This is the fourth and final part in our series on creating a global CSR program. This article discusses the importance of cultural sensitivity.

This is a continuation of our series on an Effective Global CSR Vision. Read Part Three: A Local License to Operate.


We’ve been talking about all the necessary steps of the Head, Heart, and Hands in establishing a strong Corporate Social Responsibility Plan. It leads us to a final point on being sensitive to the culture into which we enter, just as we would hope people would be sensitive in entering or playing a part in our culture. It’s most helpful, in fact, to even think about entering one’s home. In this way, it allows us to come with a lens of being extremely respectful.

Each culture view all our “terms” differently. Philanthropy, Volunteering, Corporate Social Responsibility–and many more terms–are often defined quite differently in other cultures and groups. We need to understand that these terms are a part of our heritage and culture, but not necessarily in another community. Or, sometimes a country or culture might define them differently.

Here is an example of this cultural sensitivity. What is particularly tricky here is that you or your company might be striving to do something very benevolent. However, your action may not always be well received. For example, you might want to send a team of volunteers to help build a home in a community. Or, you might want to provide a “wish” to a terminally ill child. In America, we warmly welcome such offerings, and are long used to sharing our help across companies, nonprofits, recipients, churches, governments, and schools.

In some countries, they are used to receiving support more locally. They would rely on friends and neighbors to provide these services. Help is warmly received from people whom they know, and are local. “Outsiders,” even benevolent outsiders, would be considered an affront. It is almost as if through their personal community and network, they can and want to meet their needs in a personal, warm way.

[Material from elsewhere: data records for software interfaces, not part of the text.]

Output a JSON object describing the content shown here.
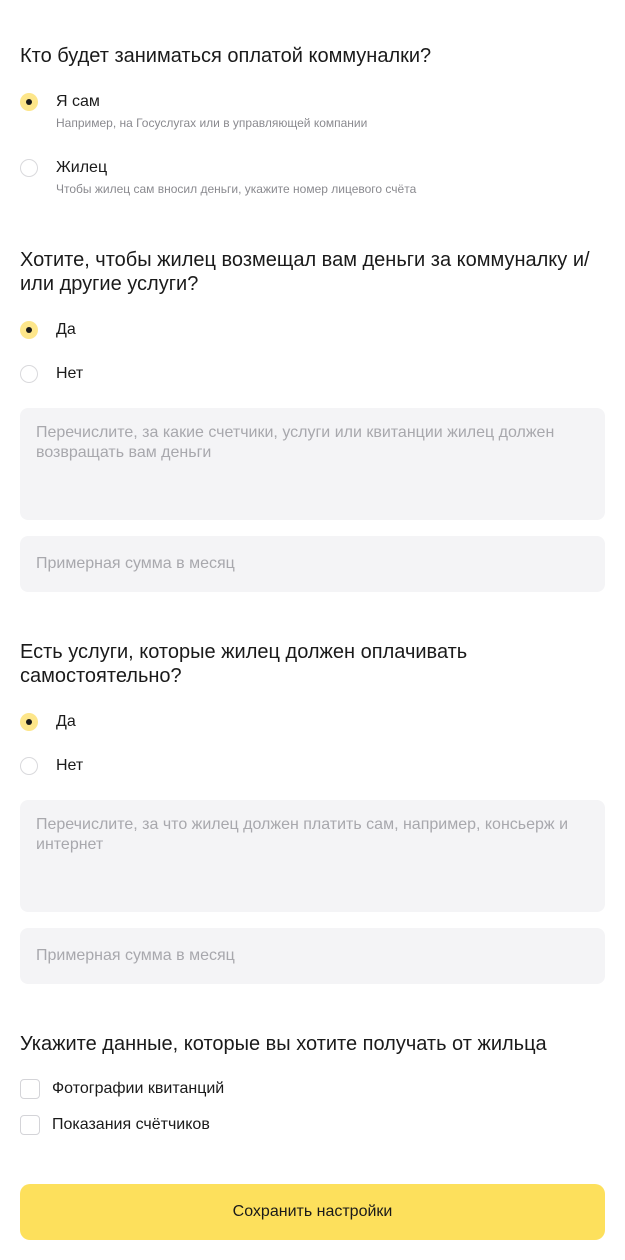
{
  "payment_section": {
    "title": "Кто будет заниматься оплатой коммуналки?",
    "options": [
      {
        "label": "Я сам",
        "hint": "Например, на Госуслугах или в управляющей компании",
        "selected": true
      },
      {
        "label": "Жилец",
        "hint": "Чтобы жилец сам вносил деньги, укажите номер лицевого счёта",
        "selected": false
      }
    ]
  },
  "reimburse_section": {
    "title": "Хотите, чтобы жилец возмещал вам деньги за коммуналку и/или другие услуги?",
    "options": [
      {
        "label": "Да",
        "selected": true
      },
      {
        "label": "Нет",
        "selected": false
      }
    ],
    "details_placeholder": "Перечислите, за какие счетчики, услуги или квитанции жилец должен возвращать вам деньги",
    "details_value": "",
    "amount_placeholder": "Примерная сумма в месяц",
    "amount_value": ""
  },
  "self_pay_section": {
    "title": "Есть услуги, которые жилец должен оплачивать самостоятельно?",
    "options": [
      {
        "label": "Да",
        "selected": true
      },
      {
        "label": "Нет",
        "selected": false
      }
    ],
    "details_placeholder": "Перечислите, за что жилец должен платить сам, например, консьерж и интернет",
    "details_value": "",
    "amount_placeholder": "Примерная сумма в месяц",
    "amount_value": ""
  },
  "data_section": {
    "title": "Укажите данные, которые вы хотите получать от жильца",
    "checkboxes": [
      {
        "label": "Фотографии квитанций",
        "checked": false
      },
      {
        "label": "Показания счётчиков",
        "checked": false
      }
    ]
  },
  "save_button": {
    "label": "Сохранить настройки"
  },
  "colors": {
    "accent": "#fde05c",
    "radio_checked_fill": "#fde68a",
    "field_background": "#f4f4f6",
    "placeholder_text": "#a8a8ad",
    "hint_text": "#8a8a8f"
  }
}
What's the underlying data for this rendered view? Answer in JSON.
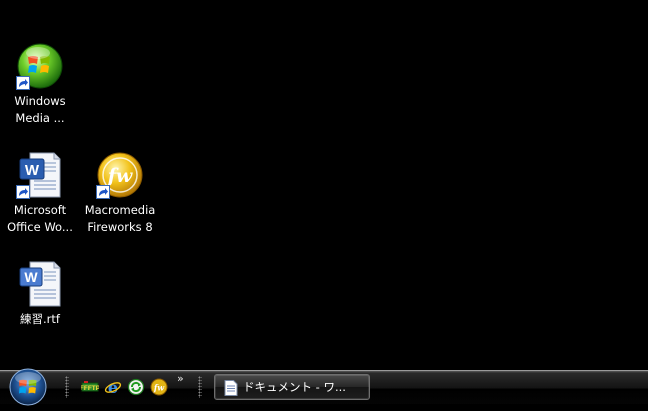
{
  "desktop": {
    "icons": [
      {
        "id": "wmp",
        "label": "Windows\nMedia ...",
        "icon": "windows-media-player-icon"
      },
      {
        "id": "word",
        "label": "Microsoft\nOffice Wo...",
        "icon": "word-icon"
      },
      {
        "id": "fireworks",
        "label": "Macromedia\nFireworks 8",
        "icon": "fireworks-icon"
      },
      {
        "id": "rtf",
        "label": "練習.rtf",
        "icon": "rtf-document-icon"
      }
    ]
  },
  "taskbar": {
    "quick_launch_more": "»",
    "quick_launch": [
      {
        "icon": "ftp-tool-icon"
      },
      {
        "icon": "internet-explorer-icon"
      },
      {
        "icon": "sync-green-icon"
      },
      {
        "icon": "fireworks-icon"
      }
    ],
    "tasks": [
      {
        "label": "ドキュメント - ワ...",
        "icon": "document-icon"
      }
    ]
  },
  "colors": {
    "desktop_background": "#000000",
    "icon_label_text": "#ffffff",
    "taskbar_background": "#0a0a0a"
  }
}
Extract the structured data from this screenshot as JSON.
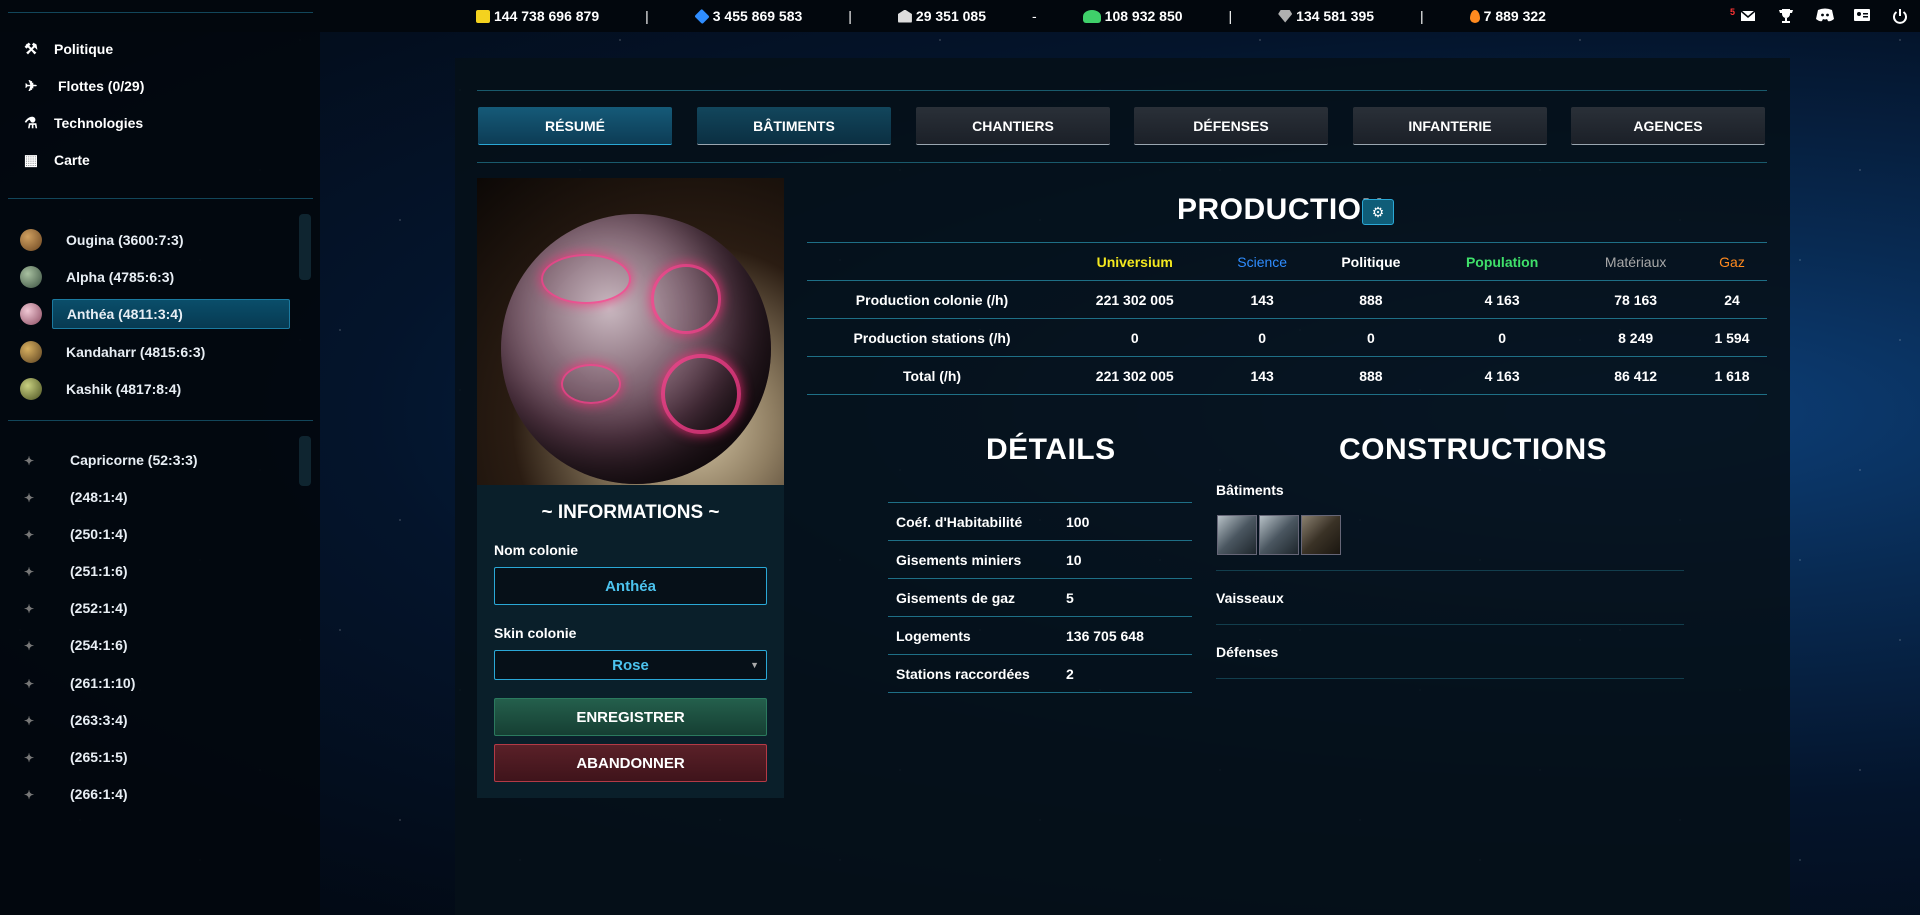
{
  "topbar": {
    "resources": [
      {
        "name": "money",
        "value": "144 738 696 879",
        "color": "#f4d21f",
        "icon": "money-icon"
      },
      {
        "name": "science",
        "value": "3 455 869 583",
        "color": "#2f8dff",
        "icon": "cube-icon"
      },
      {
        "name": "politics",
        "value": "29 351 085",
        "color": "#dddddd",
        "icon": "bank-icon"
      },
      {
        "name": "population",
        "value": "108 932 850",
        "color": "#3fd06a",
        "icon": "people-icon"
      },
      {
        "name": "materials",
        "value": "134 581 395",
        "color": "#b0b0b0",
        "icon": "diamond-icon"
      },
      {
        "name": "gas",
        "value": "7 889 322",
        "color": "#ff8a1f",
        "icon": "flame-icon"
      }
    ],
    "separators": [
      "|",
      "|",
      "-",
      "|",
      "|",
      "|"
    ],
    "mail_badge": "5"
  },
  "sidebar": {
    "nav": [
      {
        "label": "Politique",
        "icon": "gavel-icon"
      },
      {
        "label": "Flottes (0/29)",
        "icon": "plane-icon"
      },
      {
        "label": "Technologies",
        "icon": "flask-icon"
      },
      {
        "label": "Carte",
        "icon": "map-icon"
      }
    ],
    "planets": [
      {
        "label": "Ougina (3600:7:3)",
        "color": "#a07a3a"
      },
      {
        "label": "Alpha (4785:6:3)",
        "color": "#6c8a6a"
      },
      {
        "label": "Anthéa (4811:3:4)",
        "color": "#c98c9c"
      },
      {
        "label": "Kandaharr (4815:6:3)",
        "color": "#a98640"
      },
      {
        "label": "Kashik (4817:8:4)",
        "color": "#9aa050"
      }
    ],
    "stations": [
      {
        "label": "Capricorne (52:3:3)"
      },
      {
        "label": "(248:1:4)"
      },
      {
        "label": "(250:1:4)"
      },
      {
        "label": "(251:1:6)"
      },
      {
        "label": "(252:1:4)"
      },
      {
        "label": "(254:1:6)"
      },
      {
        "label": "(261:1:10)"
      },
      {
        "label": "(263:3:4)"
      },
      {
        "label": "(265:1:5)"
      },
      {
        "label": "(266:1:4)"
      }
    ]
  },
  "tabs": [
    "RÉSUMÉ",
    "BÂTIMENTS",
    "CHANTIERS",
    "DÉFENSES",
    "INFANTERIE",
    "AGENCES"
  ],
  "card": {
    "title": "~ INFORMATIONS ~",
    "name_label": "Nom colonie",
    "name_value": "Anthéa",
    "skin_label": "Skin colonie",
    "skin_value": "Rose",
    "save_label": "ENREGISTRER",
    "abandon_label": "ABANDONNER"
  },
  "production": {
    "title": "PRODUCTION",
    "headers": [
      {
        "label": "Universium",
        "color": "#f4e81f"
      },
      {
        "label": "Science",
        "color": "#2f8dff"
      },
      {
        "label": "Politique",
        "color": "#ffffff"
      },
      {
        "label": "Population",
        "color": "#3fe06a"
      },
      {
        "label": "Matériaux",
        "color": "#a8a8a8"
      },
      {
        "label": "Gaz",
        "color": "#ff8a1f"
      }
    ],
    "rows": [
      {
        "label": "Production colonie (/h)",
        "values": [
          "221 302 005",
          "143",
          "888",
          "4 163",
          "78 163",
          "24"
        ]
      },
      {
        "label": "Production stations (/h)",
        "values": [
          "0",
          "0",
          "0",
          "0",
          "8 249",
          "1 594"
        ]
      },
      {
        "label": "Total (/h)",
        "values": [
          "221 302 005",
          "143",
          "888",
          "4 163",
          "86 412",
          "1 618"
        ]
      }
    ]
  },
  "details": {
    "title": "DÉTAILS",
    "rows": [
      {
        "label": "Coéf. d'Habitabilité",
        "value": "100"
      },
      {
        "label": "Gisements miniers",
        "value": "10"
      },
      {
        "label": "Gisements de gaz",
        "value": "5"
      },
      {
        "label": "Logements",
        "value": "136 705 648"
      },
      {
        "label": "Stations raccordées",
        "value": "2"
      }
    ]
  },
  "constructions": {
    "title": "CONSTRUCTIONS",
    "buildings_label": "Bâtiments",
    "ships_label": "Vaisseaux",
    "defenses_label": "Défenses"
  }
}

Having an effective global CSR program takes into account numerous considerations. It starts with planning and then entails much listening to constituents. In order to optimize both for-profit and nonprofit incentives, it incorporates many business units at headquarters, and many viewpoints abroad. By taking the time to engage with your global CSR vision, you will effectively serve your company’s bottom line–as well as the bottom line of the strength and health of our global communities.

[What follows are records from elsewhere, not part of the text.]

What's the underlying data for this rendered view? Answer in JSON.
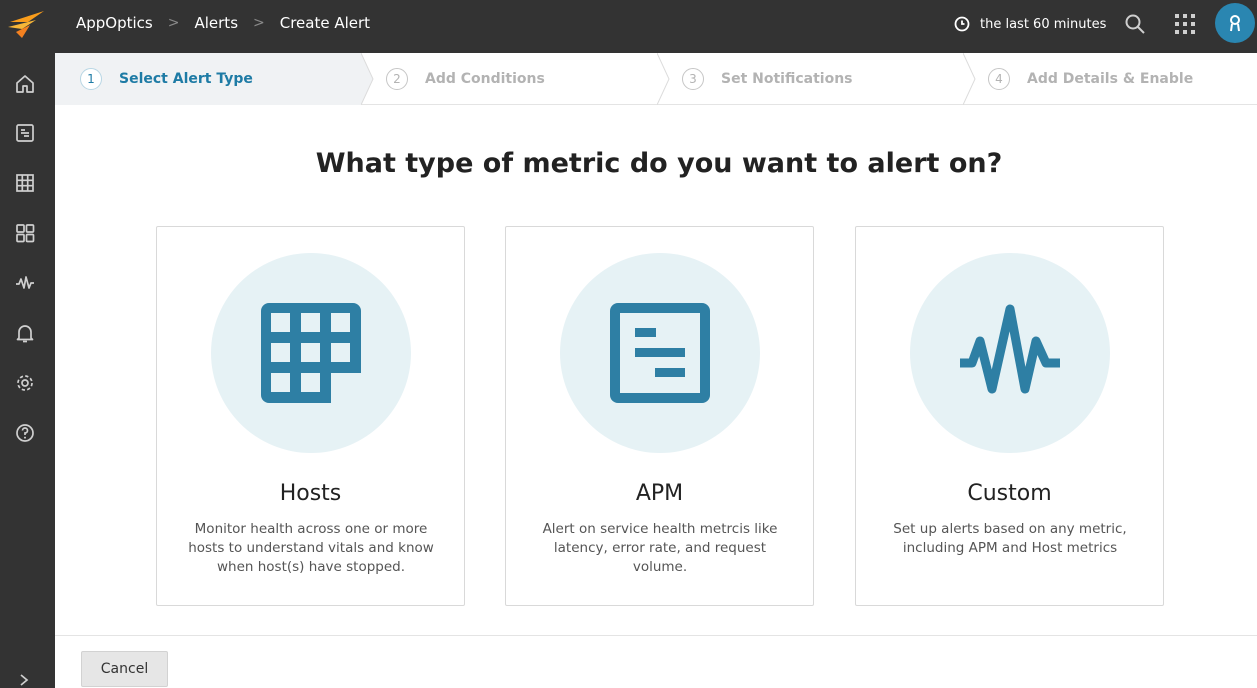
{
  "topbar": {
    "breadcrumbs": [
      "AppOptics",
      "Alerts",
      "Create Alert"
    ],
    "time_range": "the last 60 minutes",
    "accent_color": "#2a86b1"
  },
  "sidebar": {
    "items": [
      {
        "icon": "home-icon"
      },
      {
        "icon": "list-icon"
      },
      {
        "icon": "grid-icon"
      },
      {
        "icon": "dashboard-icon"
      },
      {
        "icon": "pulse-icon"
      },
      {
        "icon": "bell-icon"
      },
      {
        "icon": "gear-icon"
      },
      {
        "icon": "help-icon"
      }
    ]
  },
  "stepper": {
    "steps": [
      {
        "number": "1",
        "label": "Select Alert Type",
        "active": true
      },
      {
        "number": "2",
        "label": "Add Conditions",
        "active": false
      },
      {
        "number": "3",
        "label": "Set Notifications",
        "active": false
      },
      {
        "number": "4",
        "label": "Add Details & Enable",
        "active": false
      }
    ]
  },
  "main": {
    "question": "What type of metric do you want to alert on?",
    "cards": [
      {
        "icon": "hosts-grid-icon",
        "title": "Hosts",
        "description": "Monitor health across one or more hosts to understand vitals and know when host(s) have stopped."
      },
      {
        "icon": "apm-document-icon",
        "title": "APM",
        "description": "Alert on service health metrcis like latency, error rate, and request volume."
      },
      {
        "icon": "custom-pulse-icon",
        "title": "Custom",
        "description": "Set up alerts based on any metric, including APM and Host metrics"
      }
    ],
    "icon_color": "#2e7fa4",
    "circle_color": "#e6f2f5"
  },
  "footer": {
    "cancel_label": "Cancel"
  }
}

About the author

I'm the founder and CEO of UniversalGiving™. UniversalGiving helps people give and volunteer with the top-performing, vetted organizations all over the world.